    City Builder: A Guide to Designing Communities is a detailed and comprehensive book on creating communities, from small plantations to large cities. It can be used for most role playing games with a bias towards historically-based or low fantasy settings. While GMs of pseudo-historical games might be in the best position to use the book as-is, every GM interested in community building should get this book. For high-fantasy GMs, the supplement provides tips for making the world seem real and gives a number of interesting locales for inspiration.

    Format
    The first chapter focuses on defining the community types likely to be found in ancient, medieval and fantasy settings. The descriptions include information on the structure of the community in terms of professions likely found there, likely subdivisions and common governmental structures. Beyond these descriptions, the chapter also provides detailed information on the types of buildings, law enforcement, and fortifications common to many communities and information on treating the urban environment in a 3-dimensional manner.

    One of the more interesting sections is the one on disasters. Not only does it give examples of different disasters that may befall a community, but it explains how they might affect the various groups of people within such as craftsmen and merchants.

    Subsequent chapters cover groups of locations with the division based on the purpose of the establishment such as craftsman, entertainment, scholarly and underworld.

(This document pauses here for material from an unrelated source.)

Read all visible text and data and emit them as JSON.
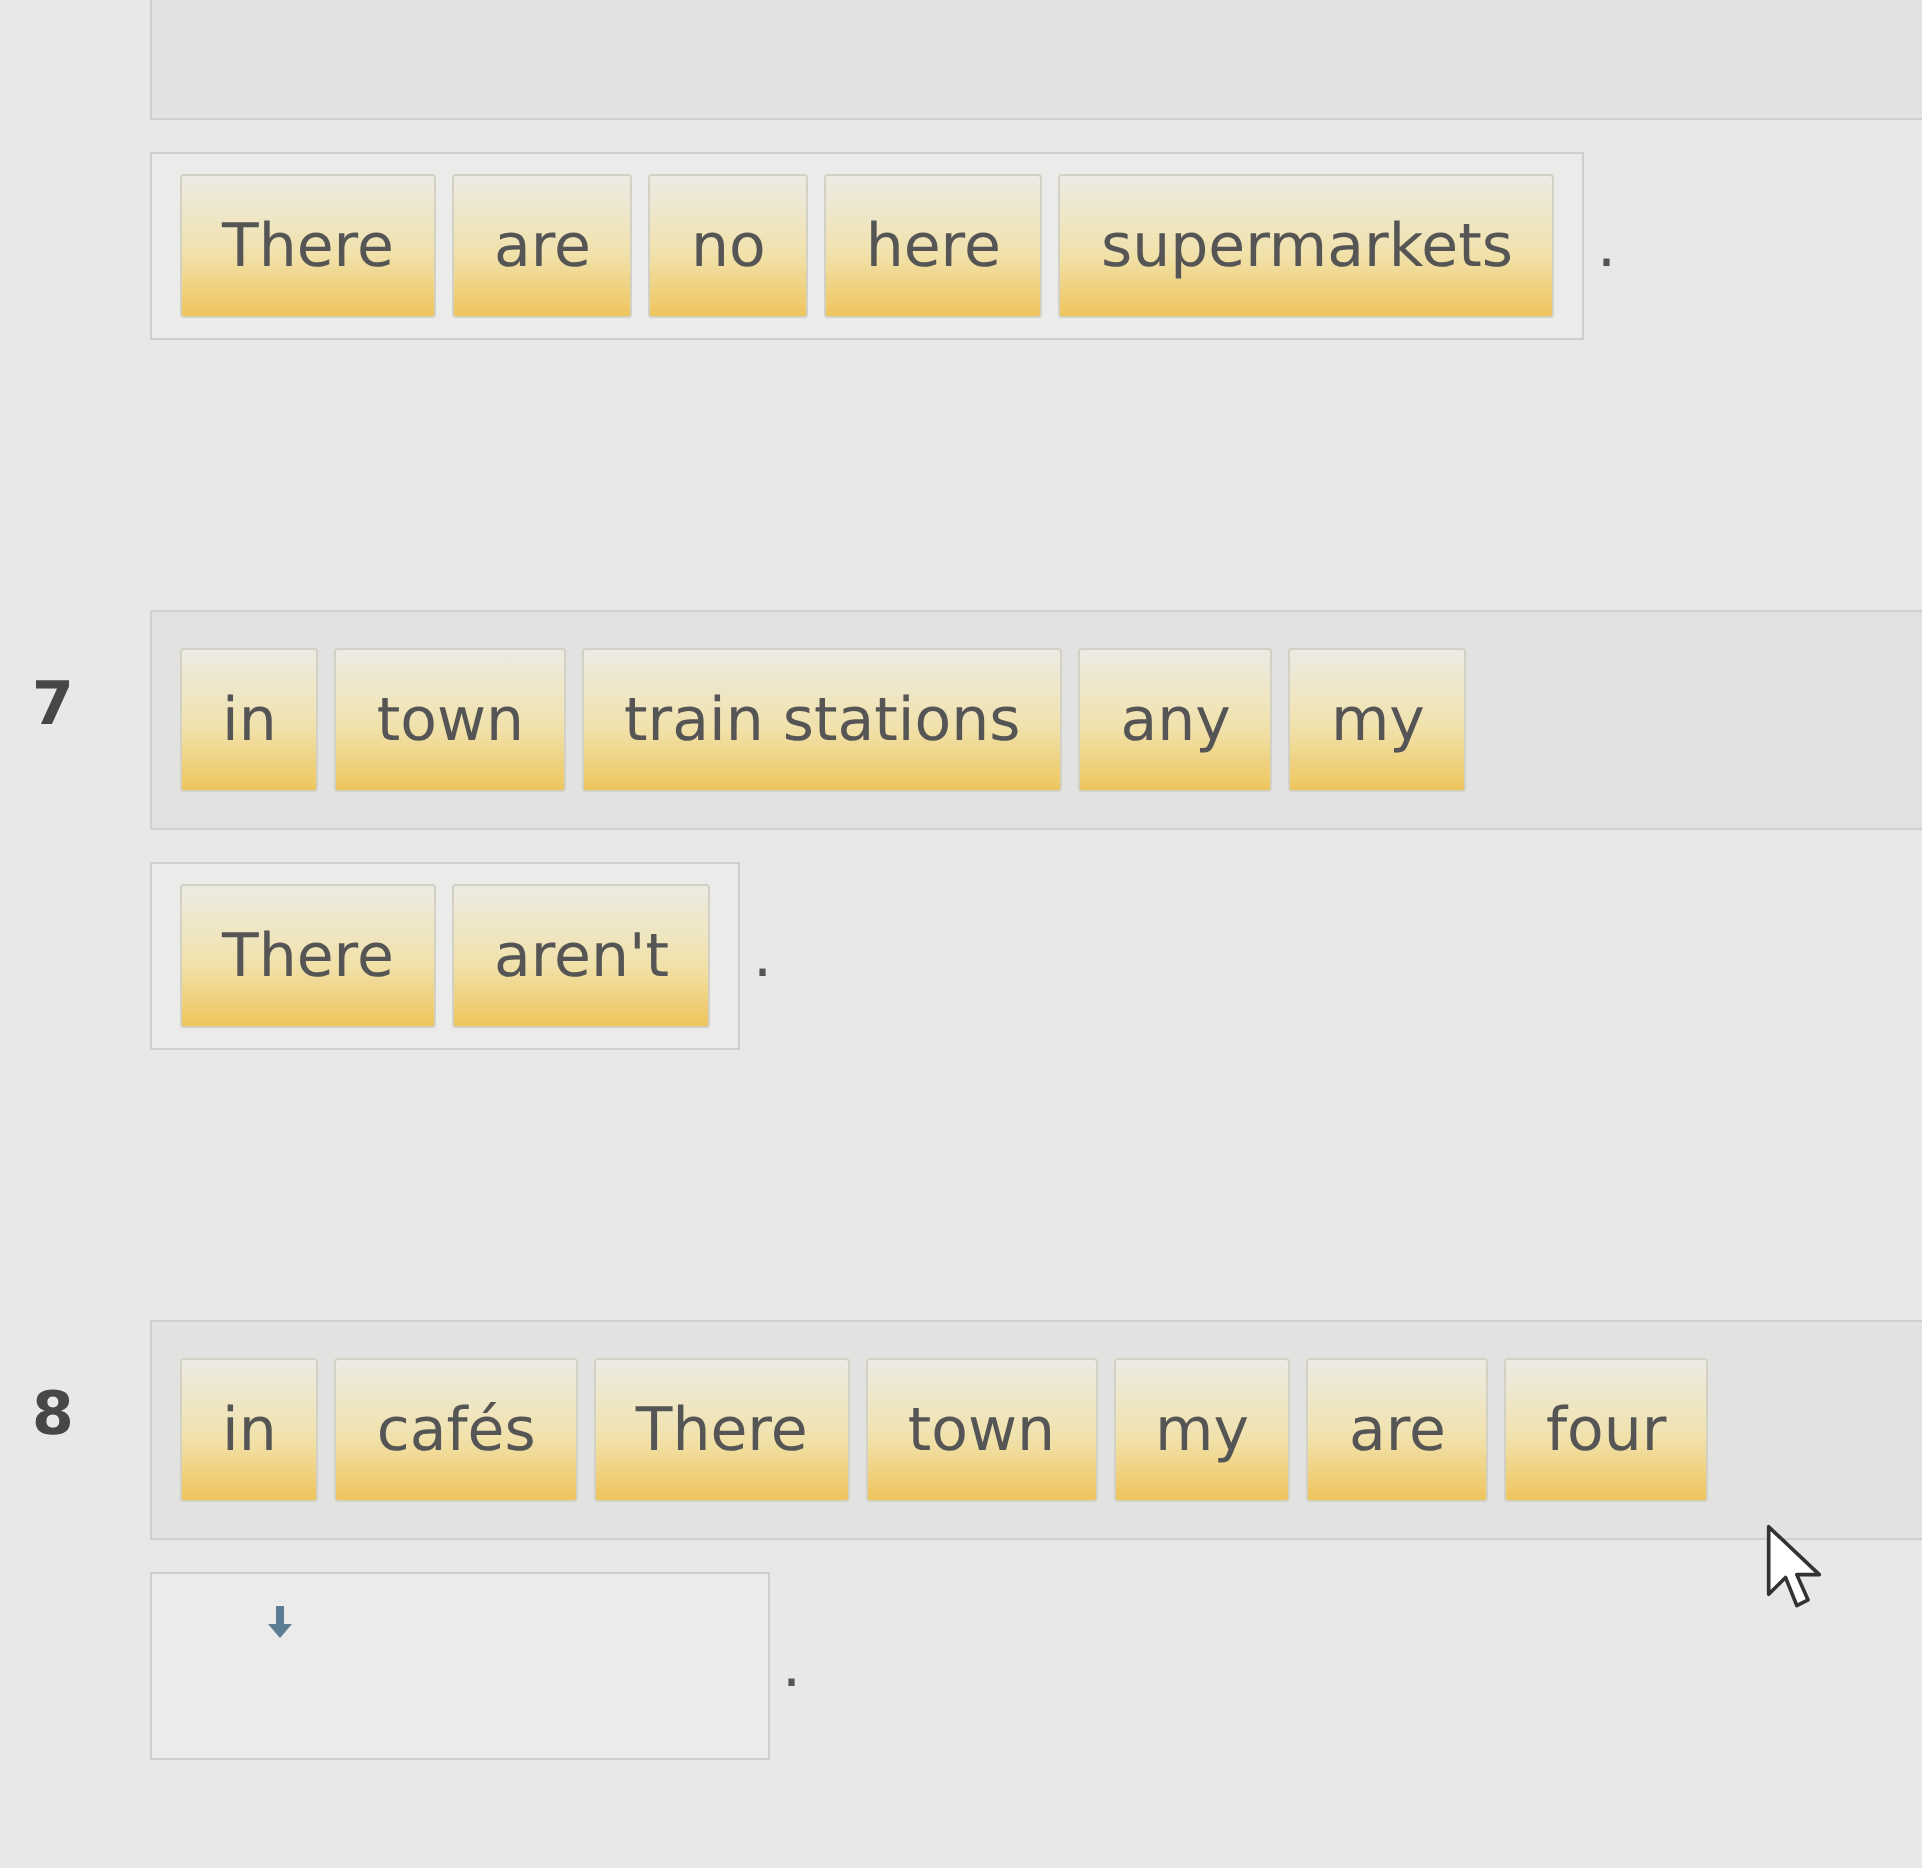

For each group, the book provides a number of example locations with a fair amount of description and insight into where such locations might appear. In addition, suggestions are given in regards to the people likely to be found there including their level of profession and races. Also included are the types of goods and services commonly available, the level of security one would expect for such a location and a number of adventure hooks for integrating it into a game.

    The appendices contain more detailed instructions for creating two types of locations, guilds and inns and taverns, complete with random tables for generation. The section on guilds also includes a list of common guild regulations and the one for inns and taverns focuses on the patronage of such places as well.

    My Thoughts
    As a relatively new game master, I steal my towns from whatever sources I can. I definitely will use this supplement to me build my own communities in the future. Even for those who prefer more fantastical settings, this book still provides lots of useful details for making the location feel integrated into the world. The descriptions and real-world examples are excellent and I feel confident that any location I choose will fit with my players’ expectations of the world. Also, I can see myself using it during a game session when my players want to go off the beaten path.

    The only downside to the book is that it is easy to get lost in the details. Summary charts for all the locations with a list of likely community types, rarity, and other such information would be a welcome addition. Overall, it’s a great tool for newer game masters and likely to give even veterans some new ideas.

    Tracy Hurley is a recent convert to Dungeons & Dragons with a year and a half's experience under her belt, most of it as a dungeon master. When she's not planning her groups' next foray into the wonders of Newham Shire, she writes for her blog, SarahDarkmagic.com. You can often find her on twitter, as SarahDarkmagic, rallying her tweeps and bringing a bit of chaos to the land.
    Comments 1 Comment
    1. HaeshkaManju's Avatar
      HaeshkaManju -
      This is an absolutely outstanding review. I must completely agree with Sarah. I bought this, and instantly transformed a small village into a living, breathing community. I recommend taking slices of the book at a time so you don't feel as though you are drowning.